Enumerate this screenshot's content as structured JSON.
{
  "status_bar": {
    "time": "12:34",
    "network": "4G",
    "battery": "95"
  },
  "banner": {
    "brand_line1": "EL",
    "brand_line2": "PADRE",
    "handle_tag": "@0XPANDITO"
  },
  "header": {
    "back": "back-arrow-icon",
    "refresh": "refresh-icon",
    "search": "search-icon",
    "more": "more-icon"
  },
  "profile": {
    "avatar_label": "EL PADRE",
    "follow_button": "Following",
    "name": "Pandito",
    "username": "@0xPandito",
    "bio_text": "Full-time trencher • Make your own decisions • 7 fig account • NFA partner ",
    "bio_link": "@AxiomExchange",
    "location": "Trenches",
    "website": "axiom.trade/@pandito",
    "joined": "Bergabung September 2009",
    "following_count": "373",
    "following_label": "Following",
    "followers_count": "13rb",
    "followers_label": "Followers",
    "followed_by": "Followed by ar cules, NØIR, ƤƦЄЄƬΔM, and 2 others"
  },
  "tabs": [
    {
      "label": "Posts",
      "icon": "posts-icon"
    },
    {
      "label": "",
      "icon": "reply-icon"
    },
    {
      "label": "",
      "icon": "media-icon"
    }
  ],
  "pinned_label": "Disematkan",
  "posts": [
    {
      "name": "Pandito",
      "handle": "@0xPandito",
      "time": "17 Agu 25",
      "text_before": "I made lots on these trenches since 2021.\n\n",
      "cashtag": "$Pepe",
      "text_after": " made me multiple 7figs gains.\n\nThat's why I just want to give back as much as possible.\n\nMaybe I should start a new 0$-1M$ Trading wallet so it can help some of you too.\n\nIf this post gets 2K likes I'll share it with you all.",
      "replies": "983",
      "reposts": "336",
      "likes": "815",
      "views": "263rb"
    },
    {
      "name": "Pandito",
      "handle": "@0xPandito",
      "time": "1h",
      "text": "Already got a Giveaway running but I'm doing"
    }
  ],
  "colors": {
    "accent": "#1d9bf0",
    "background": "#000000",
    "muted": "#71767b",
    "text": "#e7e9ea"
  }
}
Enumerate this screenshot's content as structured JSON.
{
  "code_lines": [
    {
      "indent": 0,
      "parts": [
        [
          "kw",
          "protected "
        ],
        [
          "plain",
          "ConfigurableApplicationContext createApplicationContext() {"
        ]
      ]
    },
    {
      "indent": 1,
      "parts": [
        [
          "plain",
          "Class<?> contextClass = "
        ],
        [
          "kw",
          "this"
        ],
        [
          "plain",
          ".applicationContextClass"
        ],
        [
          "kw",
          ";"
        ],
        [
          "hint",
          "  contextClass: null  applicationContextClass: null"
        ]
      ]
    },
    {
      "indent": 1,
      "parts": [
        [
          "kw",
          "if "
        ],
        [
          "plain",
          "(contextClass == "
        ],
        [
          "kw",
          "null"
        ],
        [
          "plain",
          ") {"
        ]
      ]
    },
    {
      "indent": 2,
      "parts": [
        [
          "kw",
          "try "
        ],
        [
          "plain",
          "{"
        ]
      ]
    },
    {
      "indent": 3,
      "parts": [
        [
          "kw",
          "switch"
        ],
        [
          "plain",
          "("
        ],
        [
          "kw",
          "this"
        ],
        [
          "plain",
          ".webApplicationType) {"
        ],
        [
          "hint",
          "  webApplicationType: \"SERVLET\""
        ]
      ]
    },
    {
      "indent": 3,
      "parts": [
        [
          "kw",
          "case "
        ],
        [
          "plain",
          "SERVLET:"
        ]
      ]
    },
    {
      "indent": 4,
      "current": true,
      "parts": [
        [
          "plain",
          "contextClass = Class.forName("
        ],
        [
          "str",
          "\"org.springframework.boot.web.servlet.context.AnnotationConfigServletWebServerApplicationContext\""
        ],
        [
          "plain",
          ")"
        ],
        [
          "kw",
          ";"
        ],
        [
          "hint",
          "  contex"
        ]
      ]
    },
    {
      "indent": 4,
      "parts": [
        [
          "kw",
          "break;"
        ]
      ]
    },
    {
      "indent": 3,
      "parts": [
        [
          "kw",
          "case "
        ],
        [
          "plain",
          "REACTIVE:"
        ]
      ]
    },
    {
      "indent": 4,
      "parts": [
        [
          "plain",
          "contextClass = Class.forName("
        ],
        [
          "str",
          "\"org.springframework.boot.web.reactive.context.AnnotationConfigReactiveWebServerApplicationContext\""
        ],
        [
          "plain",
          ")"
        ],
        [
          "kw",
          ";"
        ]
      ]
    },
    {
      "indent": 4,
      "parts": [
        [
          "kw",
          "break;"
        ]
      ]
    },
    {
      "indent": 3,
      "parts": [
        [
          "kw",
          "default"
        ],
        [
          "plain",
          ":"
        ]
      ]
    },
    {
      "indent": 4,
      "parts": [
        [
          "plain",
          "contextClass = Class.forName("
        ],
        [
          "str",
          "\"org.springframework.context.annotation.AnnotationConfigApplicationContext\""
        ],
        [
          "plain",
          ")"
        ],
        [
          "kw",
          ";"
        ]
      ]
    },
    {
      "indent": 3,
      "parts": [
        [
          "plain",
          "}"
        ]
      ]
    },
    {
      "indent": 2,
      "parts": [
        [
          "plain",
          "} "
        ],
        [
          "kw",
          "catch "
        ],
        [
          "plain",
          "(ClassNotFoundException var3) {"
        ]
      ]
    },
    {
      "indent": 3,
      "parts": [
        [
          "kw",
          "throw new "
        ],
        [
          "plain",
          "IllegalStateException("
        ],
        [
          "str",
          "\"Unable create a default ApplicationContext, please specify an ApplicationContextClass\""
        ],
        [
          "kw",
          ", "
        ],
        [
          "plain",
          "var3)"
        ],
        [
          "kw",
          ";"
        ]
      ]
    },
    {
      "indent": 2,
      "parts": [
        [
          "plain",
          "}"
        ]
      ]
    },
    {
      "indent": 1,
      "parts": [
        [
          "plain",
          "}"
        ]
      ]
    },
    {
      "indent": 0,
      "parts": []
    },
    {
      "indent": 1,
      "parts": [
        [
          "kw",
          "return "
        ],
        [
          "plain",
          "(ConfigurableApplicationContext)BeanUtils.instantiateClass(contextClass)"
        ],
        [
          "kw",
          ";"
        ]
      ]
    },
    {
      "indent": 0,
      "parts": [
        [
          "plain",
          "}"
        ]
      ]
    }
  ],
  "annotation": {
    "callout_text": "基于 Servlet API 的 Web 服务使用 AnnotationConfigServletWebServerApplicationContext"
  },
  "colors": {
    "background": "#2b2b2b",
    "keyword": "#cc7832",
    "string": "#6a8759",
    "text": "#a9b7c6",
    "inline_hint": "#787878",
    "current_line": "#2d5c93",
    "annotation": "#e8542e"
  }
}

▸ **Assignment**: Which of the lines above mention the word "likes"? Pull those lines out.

▸ **Response to this exercise**:
      "text_after": " made me multiple 7figs gains.\n\nThat's why I just want to give back as much as possible.\n\nMaybe I should start a new 0$-1M$ Trading wallet so it can help some of you too.\n\nIf this post gets 2K likes I'll share it with you all.",
      "likes": "815",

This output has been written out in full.